This is not a book about war. It is a book about humanity interacting with chaos, some directed, and some without direction. War is just a part of the social collapse and momentous struggle of rebuilding Libyan society described in the book. In not letting the reader’s vision narrow to the battles and materiel, Wehrey highlights the importance of context to strategy.
In terms of lessons, Operation El Dorado Canyon is rich, and oft-neglected by modern strategists. The mission’s planning and execution have filled several books; however, it is with the renewed interest in the idea of ad hoc, limited, retaliatory strikes, that this operation becomes particularly instructive.
I want to start this piece with a slight preface. In my last, and first, post I discussed the relative value of contributions made by the NATO assets involved in Operation Unified Protector. I discussed the relative values of their contributions in relation to the formation of the NTC. It occurs to me now that I wasn’t upfront about the manner in which I assessed relative contributions. When I rated the contributions of NATO’s combined airpower and the small but effective band of elite special operators on the ground I used the word significant. When seeking to emphasize the importance of the NTC’s establishment I used the word decisive.

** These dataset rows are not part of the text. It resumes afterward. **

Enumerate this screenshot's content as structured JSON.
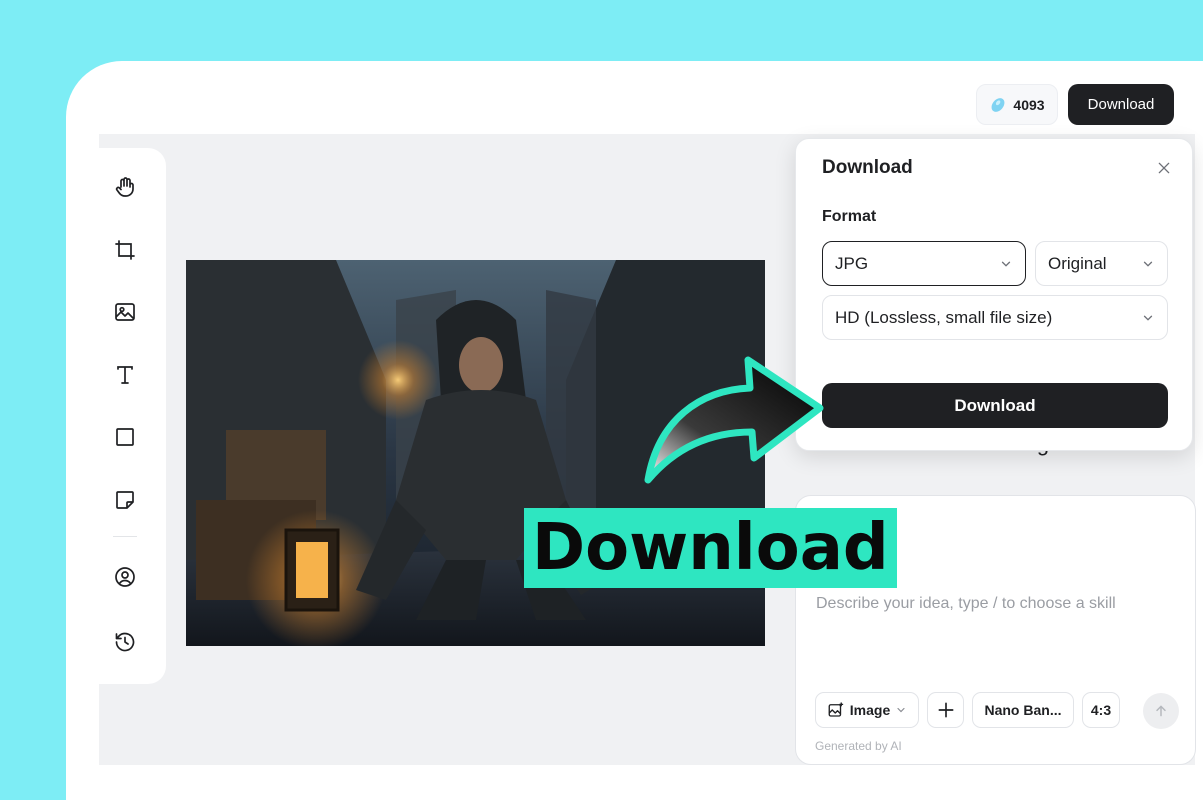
{
  "header": {
    "credits": "4093",
    "download_label": "Download"
  },
  "toolbar": {
    "tools": [
      {
        "icon": "hand-icon"
      },
      {
        "icon": "crop-icon"
      },
      {
        "icon": "image-icon"
      },
      {
        "icon": "text-icon"
      },
      {
        "icon": "rectangle-icon"
      },
      {
        "icon": "sticky-note-icon"
      },
      {
        "icon": "user-circle-icon"
      },
      {
        "icon": "history-icon"
      }
    ]
  },
  "dialog": {
    "title": "Download",
    "format_label": "Format",
    "format_value": "JPG",
    "size_value": "Original",
    "quality_value": "HD (Lossless, small file size)",
    "download_label": "Download"
  },
  "chat": {
    "heading_partial": "Generate \"metal 3D logo\"",
    "placeholder": "Describe your idea, type / to choose a skill",
    "mode_label": "Image",
    "model_label": "Nano Ban...",
    "ratio_label": "4:3",
    "generated_note": "Generated by AI"
  },
  "overlay": {
    "banner_text": "Download"
  },
  "colors": {
    "background": "#7DEDF5",
    "accent": "#2EE6C1",
    "dark_button": "#1F2023"
  }
}
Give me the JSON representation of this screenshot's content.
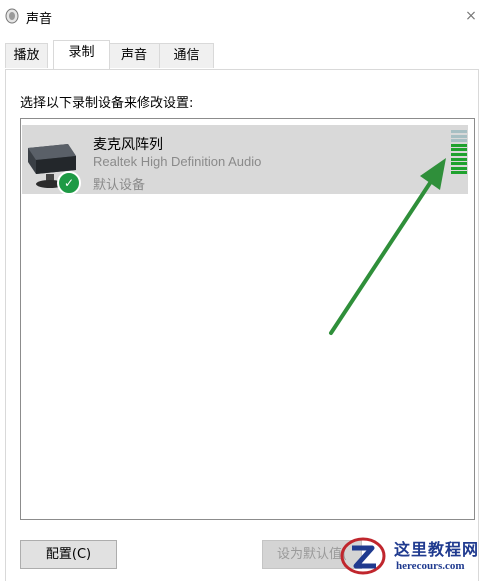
{
  "window": {
    "title": "声音",
    "close_glyph": "×",
    "icon": "speaker-icon"
  },
  "tabs": [
    {
      "label": "播放",
      "active": false
    },
    {
      "label": "录制",
      "active": true
    },
    {
      "label": "声音",
      "active": false
    },
    {
      "label": "通信",
      "active": false
    }
  ],
  "recording": {
    "instructions": "选择以下录制设备来修改设置:",
    "devices": [
      {
        "name": "麦克风阵列",
        "description": "Realtek High Definition Audio",
        "status": "默认设备",
        "selected": true,
        "default_badge": "✓",
        "level_fraction": 0.7
      }
    ]
  },
  "buttons": {
    "configure": "配置(C)",
    "set_default": "设为默认值("
  },
  "colors": {
    "arrow": "#2f8f3a",
    "level_active": "#1fa22e",
    "level_inactive": "#a7bfc3",
    "selection": "#d9d9d9"
  },
  "watermark": {
    "title": "这里教程网",
    "url": "herecours.com"
  }
}
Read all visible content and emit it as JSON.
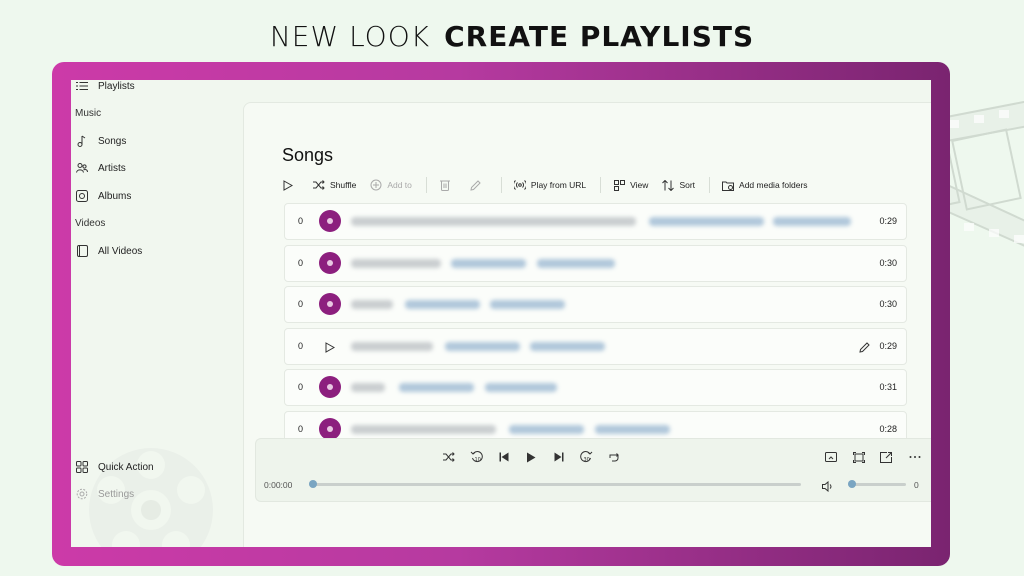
{
  "headline": {
    "light": "NEW LOOK",
    "bold": "CREATE PLAYLISTS"
  },
  "sidebar": {
    "playlists": "Playlists",
    "music_label": "Music",
    "songs": "Songs",
    "artists": "Artists",
    "albums": "Albums",
    "videos_label": "Videos",
    "all_videos": "All Videos",
    "quick_action": "Quick Action",
    "settings": "Settings"
  },
  "page": {
    "title": "Songs"
  },
  "toolbar": {
    "shuffle": "Shuffle",
    "add_to": "Add to",
    "play_from_url": "Play from URL",
    "view": "View",
    "sort": "Sort",
    "add_media_folders": "Add media folders"
  },
  "songs": [
    {
      "num": "0",
      "duration": "0:29"
    },
    {
      "num": "0",
      "duration": "0:30"
    },
    {
      "num": "0",
      "duration": "0:30"
    },
    {
      "num": "0",
      "duration": "0:29"
    },
    {
      "num": "0",
      "duration": "0:31"
    },
    {
      "num": "0",
      "duration": "0:28"
    }
  ],
  "player": {
    "elapsed": "0:00:00",
    "volume": "0",
    "seek_progress": 0,
    "volume_level": 0
  },
  "colors": {
    "accent_purple": "#8c1f7e",
    "frame_start": "#cc3aa8",
    "frame_end": "#7a2470",
    "knob": "#7aa5c2"
  }
}
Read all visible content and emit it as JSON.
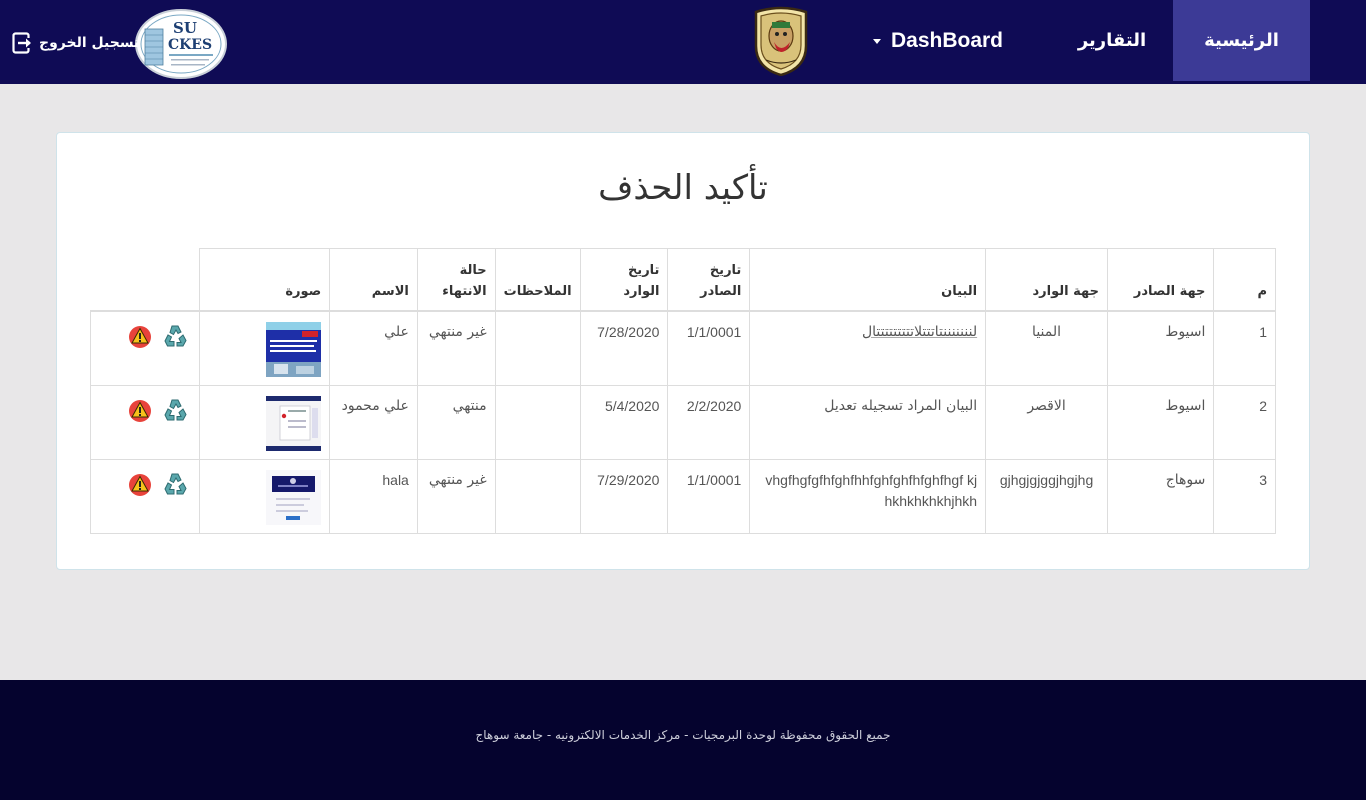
{
  "nav": {
    "home": "الرئيسية",
    "reports": "التقارير",
    "dashboard": "DashBoard",
    "logout": "تسجيل الخروج"
  },
  "logos": {
    "sckes_top": "SU",
    "sckes_bottom": "CKES"
  },
  "page": {
    "title": "تأكيد الحذف"
  },
  "table": {
    "headers": {
      "index": "م",
      "issuer": "جهة الصادر",
      "receiver": "جهة الوارد",
      "statement": "البيان",
      "issue_date_1": "تاريخ",
      "issue_date_2": "الصادر",
      "incoming_date": "تاريخ الوارد",
      "notes": "الملاحظات",
      "status_1": "حالة",
      "status_2": "الانتهاء",
      "name": "الاسم",
      "image": "صورة"
    },
    "rows": [
      {
        "index": "1",
        "issuer": "اسيوط",
        "receiver": "المنيا",
        "statement": "لنننننننتاتتتلاتتتتتتتتتال",
        "issue_date": "1/1/0001",
        "incoming_date": "7/28/2020",
        "notes": "",
        "status": "غير منتهي",
        "name": "علي"
      },
      {
        "index": "2",
        "issuer": "اسيوط",
        "receiver": "الاقصر",
        "statement": "البيان المراد تسجيله تعديل",
        "issue_date": "2/2/2020",
        "incoming_date": "5/4/2020",
        "notes": "",
        "status": "منتهي",
        "name": "علي محمود"
      },
      {
        "index": "3",
        "issuer": "سوهاج",
        "receiver": "gjhgjgjggjhgjhg",
        "statement": "vhgfhgfgfhfghfhhfghfghfhfghfhgf kjhkhkhkhkhjhkh",
        "issue_date": "1/1/0001",
        "incoming_date": "7/29/2020",
        "notes": "",
        "status": "غير منتهي",
        "name": "hala"
      }
    ]
  },
  "footer": {
    "text": "جميع الحقوق محفوظة لوحدة البرمجيات - مركز الخدمات الالكترونيه - جامعة سوهاج"
  },
  "colors": {
    "navbar": "#0f0b55",
    "nav_active": "#3c3a96",
    "footer": "#05032e",
    "background": "#e8e7e8",
    "warning_icon": "#e8433b",
    "recycle_icon": "#3f8f96"
  }
}
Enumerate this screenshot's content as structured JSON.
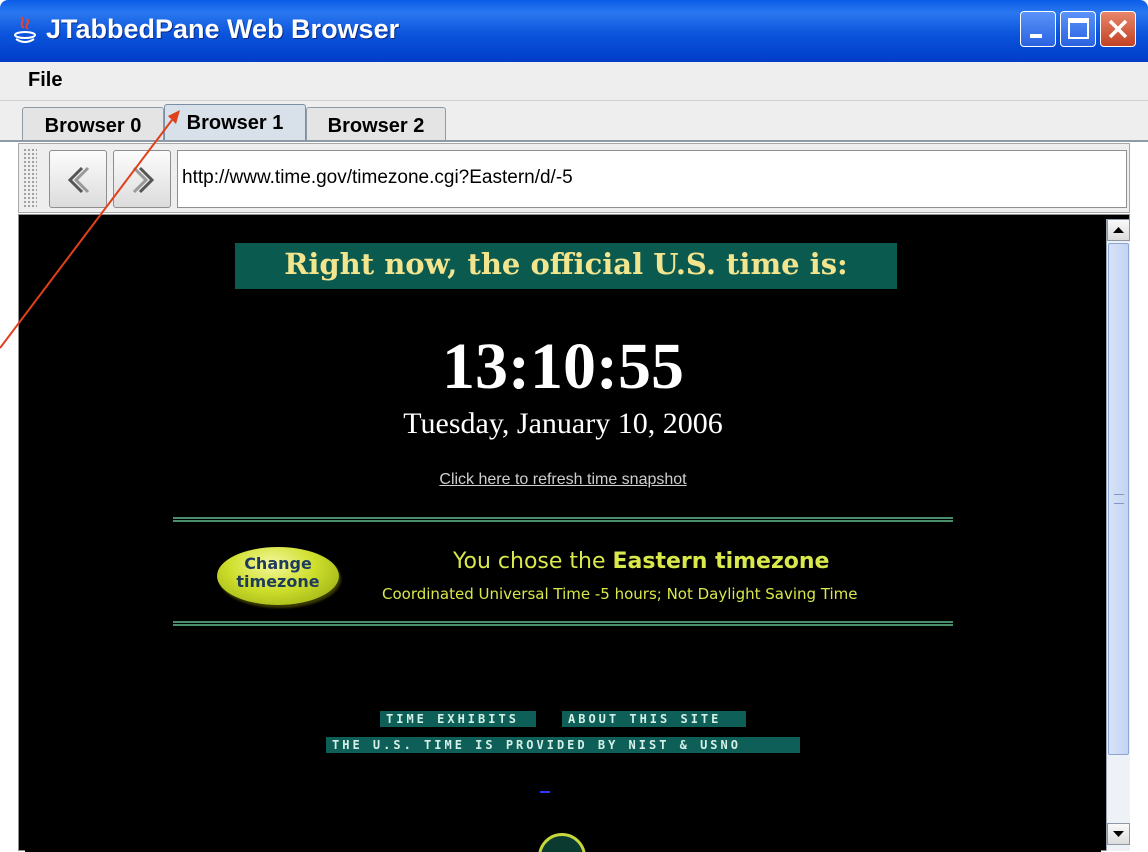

A fortnight ago, the Libyan rebels swept into the capital city of Tripoli and have since begun to assert control over territory it seemed only weeks ago they would never lay claim to. The side that spent months teetering on the brink of imminent demise has now become the mortal lock. Now that they’ve reached this position of unrivaled dominance it seems the world is ready to start talking in past tense about the conflict.